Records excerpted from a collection
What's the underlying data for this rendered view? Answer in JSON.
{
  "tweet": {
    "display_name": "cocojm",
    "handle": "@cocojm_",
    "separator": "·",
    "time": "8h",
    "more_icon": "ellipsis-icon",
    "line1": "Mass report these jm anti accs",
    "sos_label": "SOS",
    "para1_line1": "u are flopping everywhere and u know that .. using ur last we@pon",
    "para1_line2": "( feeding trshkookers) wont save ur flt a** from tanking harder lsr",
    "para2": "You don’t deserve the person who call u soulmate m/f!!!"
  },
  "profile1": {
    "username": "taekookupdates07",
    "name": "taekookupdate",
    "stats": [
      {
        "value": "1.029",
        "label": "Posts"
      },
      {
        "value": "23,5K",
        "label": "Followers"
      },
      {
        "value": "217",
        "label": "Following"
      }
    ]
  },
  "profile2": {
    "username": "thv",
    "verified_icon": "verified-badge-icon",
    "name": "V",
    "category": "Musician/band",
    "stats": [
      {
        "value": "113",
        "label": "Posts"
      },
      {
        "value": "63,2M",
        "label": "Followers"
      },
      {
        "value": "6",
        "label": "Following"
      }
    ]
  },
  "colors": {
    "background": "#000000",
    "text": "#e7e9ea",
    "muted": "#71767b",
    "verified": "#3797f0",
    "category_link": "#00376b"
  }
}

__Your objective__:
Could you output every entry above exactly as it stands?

__Result__:
What's the underlying data for this rendered view? Answer in JSON.
{
  "tweet": {
    "display_name": "cocojm",
    "handle": "@cocojm_",
    "separator": "·",
    "time": "8h",
    "more_icon": "ellipsis-icon",
    "line1": "Mass report these jm anti accs",
    "sos_label": "SOS",
    "para1_line1": "u are flopping everywhere and u know that .. using ur last we@pon",
    "para1_line2": "( feeding trshkookers) wont save ur flt a** from tanking harder lsr",
    "para2": "You don’t deserve the person who call u soulmate m/f!!!"
  },
  "profile1": {
    "username": "taekookupdates07",
    "name": "taekookupdate",
    "stats": [
      {
        "value": "1.029",
        "label": "Posts"
      },
      {
        "value": "23,5K",
        "label": "Followers"
      },
      {
        "value": "217",
        "label": "Following"
      }
    ]
  },
  "profile2": {
    "username": "thv",
    "verified_icon": "verified-badge-icon",
    "name": "V",
    "category": "Musician/band",
    "stats": [
      {
        "value": "113",
        "label": "Posts"
      },
      {
        "value": "63,2M",
        "label": "Followers"
      },
      {
        "value": "6",
        "label": "Following"
      }
    ]
  },
  "colors": {
    "background": "#000000",
    "text": "#e7e9ea",
    "muted": "#71767b",
    "verified": "#3797f0",
    "category_link": "#00376b"
  }
}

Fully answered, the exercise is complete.